[Data shown Boundary: Start]
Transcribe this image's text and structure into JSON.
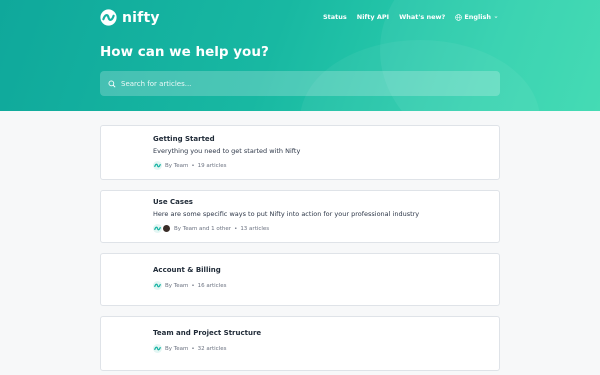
{
  "brand": {
    "name": "nifty",
    "colors": {
      "hero_start": "#0fa89b",
      "hero_end": "#3ad9b0",
      "accent": "#17b3a3"
    }
  },
  "nav": {
    "status": "Status",
    "api": "Nifty API",
    "whats_new": "What's new?",
    "language": "English"
  },
  "hero": {
    "title": "How can we help you?"
  },
  "search": {
    "placeholder": "Search for articles..."
  },
  "collections": [
    {
      "title": "Getting Started",
      "description": "Everything you need to get started with Nifty",
      "author": "By Team",
      "separator": "•",
      "count": "19 articles"
    },
    {
      "title": "Use Cases",
      "description": "Here are some specific ways to put Nifty into action for your professional industry",
      "author": "By Team and 1 other",
      "separator": "•",
      "count": "13 articles"
    },
    {
      "title": "Account & Billing",
      "description": "",
      "author": "By Team",
      "separator": "•",
      "count": "16 articles"
    },
    {
      "title": "Team and Project Structure",
      "description": "",
      "author": "By Team",
      "separator": "•",
      "count": "32 articles"
    }
  ],
  "icons": {
    "logo": "nifty-logo-icon",
    "globe": "globe-icon",
    "chevron": "chevron-down-icon",
    "search": "search-icon",
    "avatar": "team-avatar-icon"
  }
}
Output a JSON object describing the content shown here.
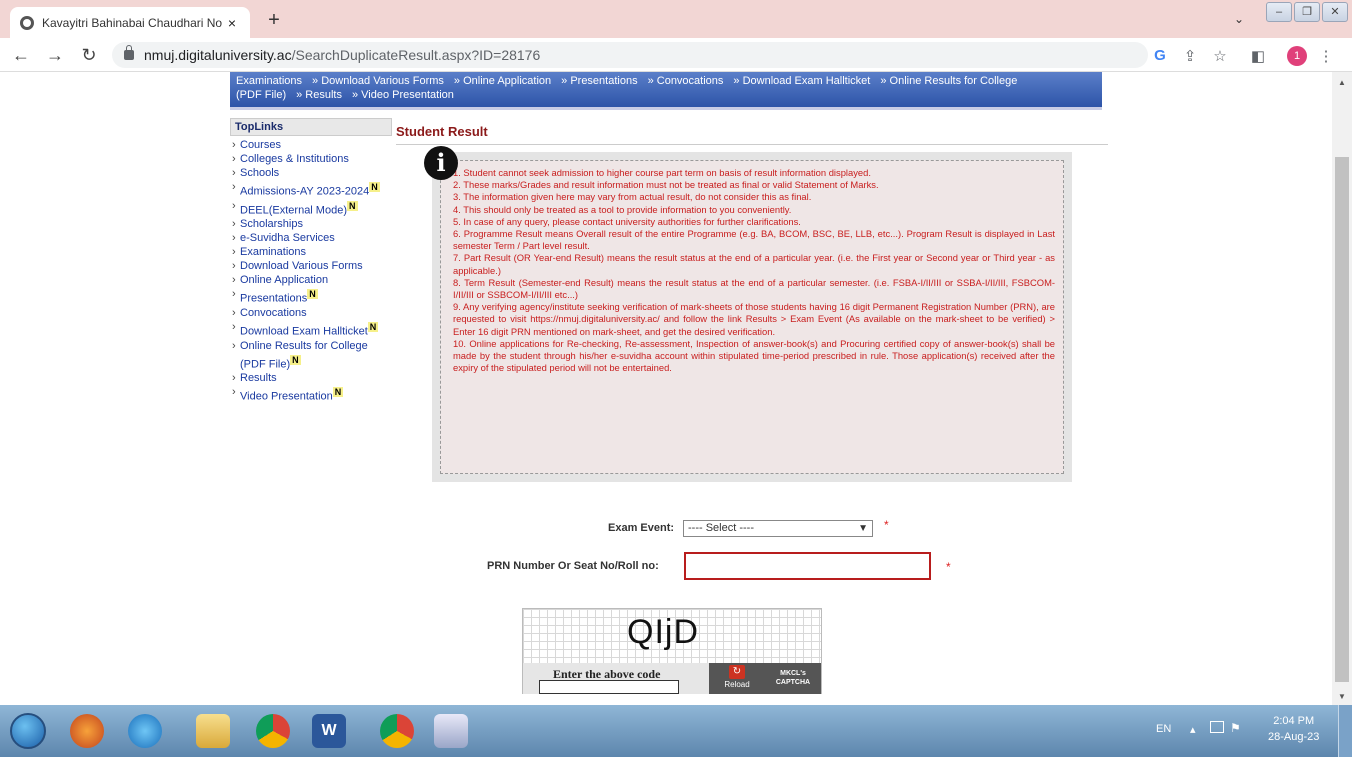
{
  "browser": {
    "tab_title": "Kavayitri Bahinabai Chaudhari No",
    "tab_close": "×",
    "new_tab": "+",
    "url_host": "nmuj.digitaluniversity.ac",
    "url_path": "/SearchDuplicateResult.aspx?ID=28176",
    "profile_initial": "1"
  },
  "menubar": {
    "line1": [
      "Examinations",
      "» Download Various Forms",
      "» Online Application",
      "» Presentations",
      "» Convocations",
      "» Download Exam Hallticket",
      "» Online Results for College"
    ],
    "line2": [
      "(PDF File)",
      "» Results",
      "» Video Presentation"
    ]
  },
  "sidebar": {
    "header": "TopLinks",
    "items": [
      {
        "label": "Courses",
        "new": ""
      },
      {
        "label": "Colleges & Institutions",
        "new": ""
      },
      {
        "label": "Schools",
        "new": ""
      },
      {
        "label": "Admissions-AY 2023-2024",
        "new": "N"
      },
      {
        "label": "DEEL(External Mode)",
        "new": "N"
      },
      {
        "label": "Scholarships",
        "new": ""
      },
      {
        "label": "e-Suvidha Services",
        "new": ""
      },
      {
        "label": "Examinations",
        "new": ""
      },
      {
        "label": "Download Various Forms",
        "new": ""
      },
      {
        "label": "Online Application",
        "new": ""
      },
      {
        "label": "Presentations",
        "new": "N"
      },
      {
        "label": "Convocations",
        "new": ""
      },
      {
        "label": "Download Exam Hallticket",
        "new": "N"
      },
      {
        "label": "Online Results for College (PDF File)",
        "new": "N"
      },
      {
        "label": "Results",
        "new": ""
      },
      {
        "label": "Video Presentation",
        "new": "N"
      }
    ]
  },
  "main": {
    "title": "Student Result",
    "info_icon": "i",
    "notes": [
      "1. Student cannot seek admission to higher course part term on basis of result information displayed.",
      "2. These marks/Grades and result information must not be treated as final or valid Statement of Marks.",
      "3. The information given here may vary from actual result, do not consider this as final.",
      "4. This should only be treated as a tool to provide information to you conveniently.",
      "5. In case of any query, please contact university authorities for further clarifications.",
      "6. Programme Result means Overall result of the entire Programme (e.g. BA, BCOM, BSC, BE, LLB, etc...). Program Result is displayed in Last semester Term / Part level result.",
      "7. Part Result (OR Year-end Result) means the result status at the end of a particular year. (i.e. the First year or Second year or Third year - as applicable.)",
      "8. Term Result (Semester-end Result) means the result status at the end of a particular semester. (i.e. FSBA-I/II/III or SSBA-I/II/III, FSBCOM-I/II/III or SSBCOM-I/II/III etc...)",
      "9. Any verifying agency/institute seeking verification of mark-sheets of those students having 16 digit Permanent Registration Number (PRN), are requested to visit https://nmuj.digitaluniversity.ac/ and follow the link Results > Exam Event (As available on the mark-sheet to be verified) > Enter 16 digit PRN mentioned on mark-sheet, and get the desired verification.",
      "10. Online applications for Re-checking, Re-assessment, Inspection of answer-book(s) and Procuring certified copy of answer-book(s) shall be made by the student through his/her e-suvidha account within stipulated time-period prescribed in rule. Those application(s) received after the expiry of the stipulated period will not be entertained."
    ],
    "exam_event_label": "Exam Event:",
    "exam_event_value": "---- Select ----",
    "prn_label": "PRN Number Or Seat No/Roll no:",
    "required_mark": "*",
    "captcha": {
      "code": "QIjD",
      "enter_label": "Enter the above code",
      "reload_label": "Reload",
      "brand_line1": "MKCL's",
      "brand_line2": "CAPTCHA"
    }
  },
  "taskbar": {
    "lang": "EN",
    "time": "2:04 PM",
    "date": "28-Aug-23"
  }
}
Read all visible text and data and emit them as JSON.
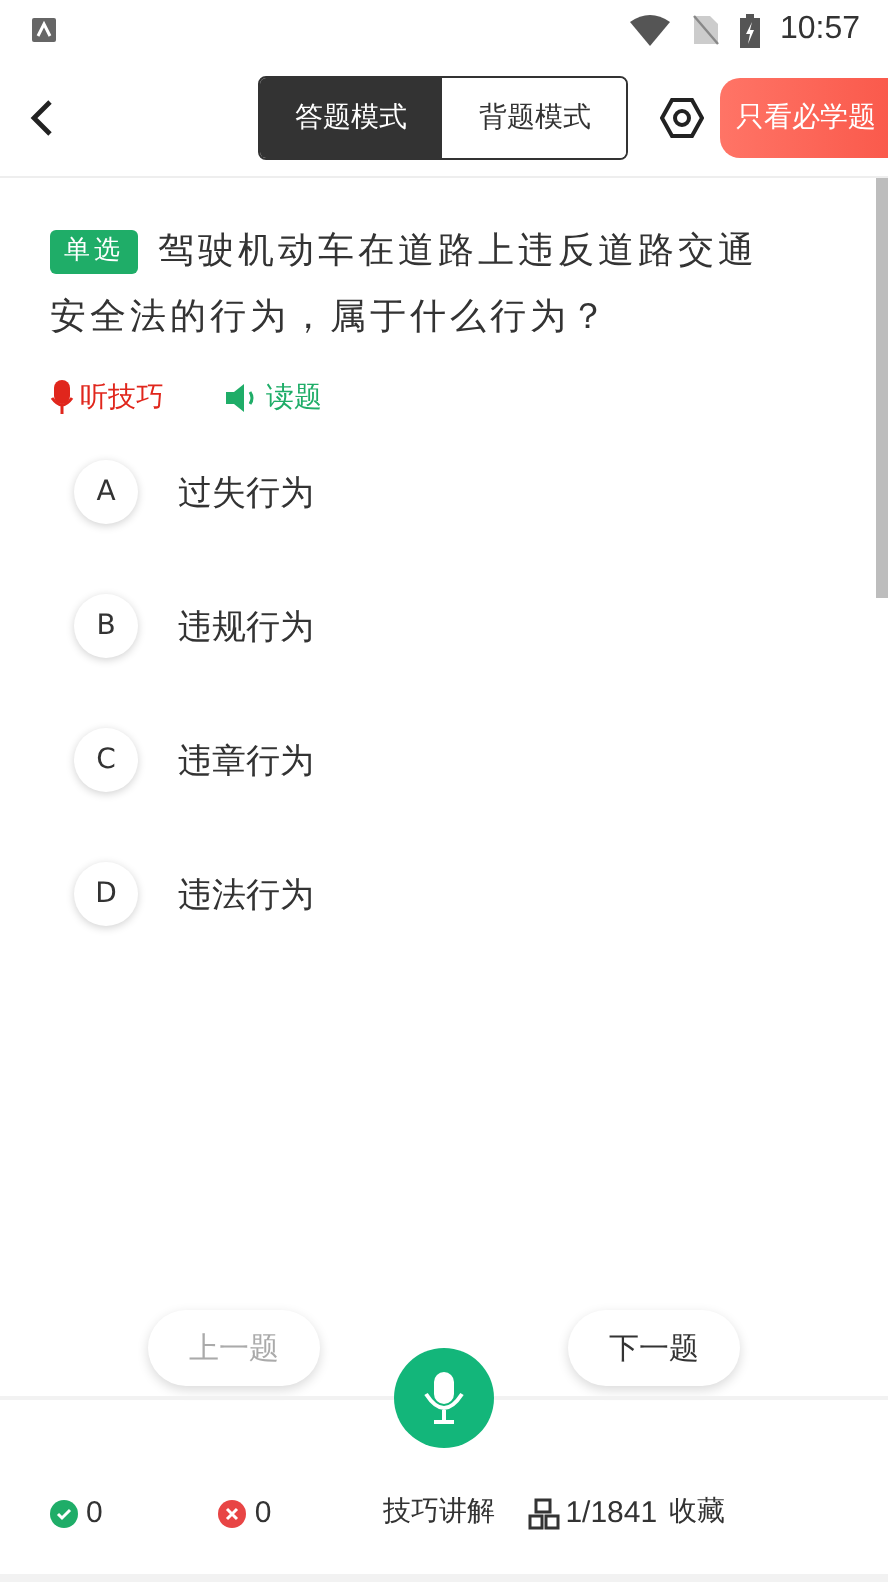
{
  "status_bar": {
    "time": "10:57"
  },
  "header": {
    "tabs": [
      {
        "label": "答题模式",
        "selected": true
      },
      {
        "label": "背题模式",
        "selected": false
      }
    ],
    "filter_button": "只看必学题"
  },
  "question": {
    "type_badge": "单选",
    "text": "驾驶机动车在道路上违反道路交通安全法的行为，属于什么行为？"
  },
  "audio_actions": [
    {
      "kind": "tips",
      "label": "听技巧"
    },
    {
      "kind": "read",
      "label": "读题"
    }
  ],
  "options": [
    {
      "letter": "A",
      "text": "过失行为",
      "selected": false
    },
    {
      "letter": "B",
      "text": "违规行为",
      "selected": false
    },
    {
      "letter": "C",
      "text": "违章行为",
      "selected": false
    },
    {
      "letter": "D",
      "text": "违法行为",
      "selected": false
    }
  ],
  "nav": [
    {
      "label": "上一题",
      "disabled": true
    },
    {
      "label": "下一题",
      "disabled": false
    }
  ],
  "bottom_bar": {
    "correct": "0",
    "wrong": "0",
    "explain": "技巧讲解",
    "progress": "1/1841",
    "favorite": "收藏"
  }
}
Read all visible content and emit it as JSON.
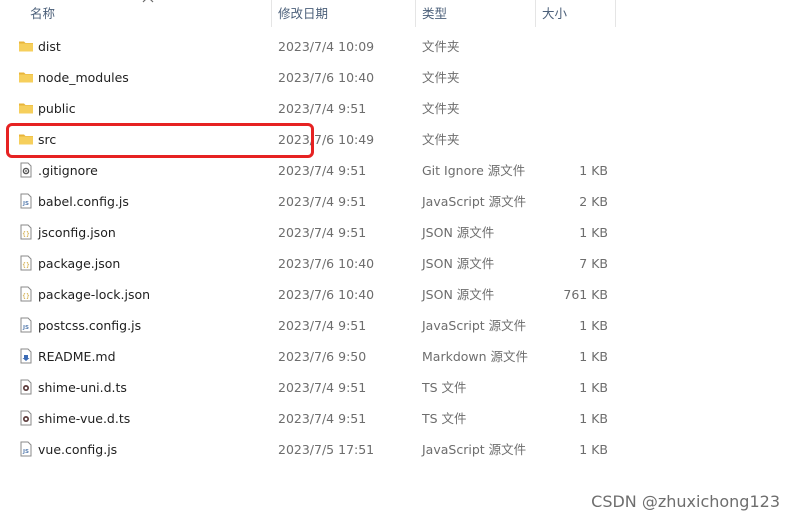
{
  "columns": {
    "name": "名称",
    "date": "修改日期",
    "type": "类型",
    "size": "大小"
  },
  "files": [
    {
      "name": "dist",
      "date": "2023/7/4 10:09",
      "type": "文件夹",
      "size": "",
      "icon": "folder-icon"
    },
    {
      "name": "node_modules",
      "date": "2023/7/6 10:40",
      "type": "文件夹",
      "size": "",
      "icon": "folder-icon"
    },
    {
      "name": "public",
      "date": "2023/7/4 9:51",
      "type": "文件夹",
      "size": "",
      "icon": "folder-icon"
    },
    {
      "name": "src",
      "date": "2023/7/6 10:49",
      "type": "文件夹",
      "size": "",
      "icon": "folder-icon"
    },
    {
      "name": ".gitignore",
      "date": "2023/7/4 9:51",
      "type": "Git Ignore 源文件",
      "size": "1 KB",
      "icon": "gear-file-icon"
    },
    {
      "name": "babel.config.js",
      "date": "2023/7/4 9:51",
      "type": "JavaScript 源文件",
      "size": "2 KB",
      "icon": "js-file-icon"
    },
    {
      "name": "jsconfig.json",
      "date": "2023/7/4 9:51",
      "type": "JSON 源文件",
      "size": "1 KB",
      "icon": "json-file-icon"
    },
    {
      "name": "package.json",
      "date": "2023/7/6 10:40",
      "type": "JSON 源文件",
      "size": "7 KB",
      "icon": "json-file-icon"
    },
    {
      "name": "package-lock.json",
      "date": "2023/7/6 10:40",
      "type": "JSON 源文件",
      "size": "761 KB",
      "icon": "json-file-icon"
    },
    {
      "name": "postcss.config.js",
      "date": "2023/7/4 9:51",
      "type": "JavaScript 源文件",
      "size": "1 KB",
      "icon": "js-file-icon"
    },
    {
      "name": "README.md",
      "date": "2023/7/6 9:50",
      "type": "Markdown 源文件",
      "size": "1 KB",
      "icon": "markdown-file-icon"
    },
    {
      "name": "shime-uni.d.ts",
      "date": "2023/7/4 9:51",
      "type": "TS 文件",
      "size": "1 KB",
      "icon": "ts-file-icon"
    },
    {
      "name": "shime-vue.d.ts",
      "date": "2023/7/4 9:51",
      "type": "TS 文件",
      "size": "1 KB",
      "icon": "ts-file-icon"
    },
    {
      "name": "vue.config.js",
      "date": "2023/7/5 17:51",
      "type": "JavaScript 源文件",
      "size": "1 KB",
      "icon": "js-file-icon"
    }
  ],
  "highlighted_item": "src",
  "watermark": "CSDN @zhuxichong123",
  "colors": {
    "highlight": "#e62222",
    "folder": "#f3c44d"
  }
}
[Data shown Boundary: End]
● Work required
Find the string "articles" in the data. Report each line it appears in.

● Exercise solution
    "placeholder": "Search for articles..."
      "count": "19 articles"
      "count": "13 articles"
      "count": "16 articles"
      "count": "32 articles"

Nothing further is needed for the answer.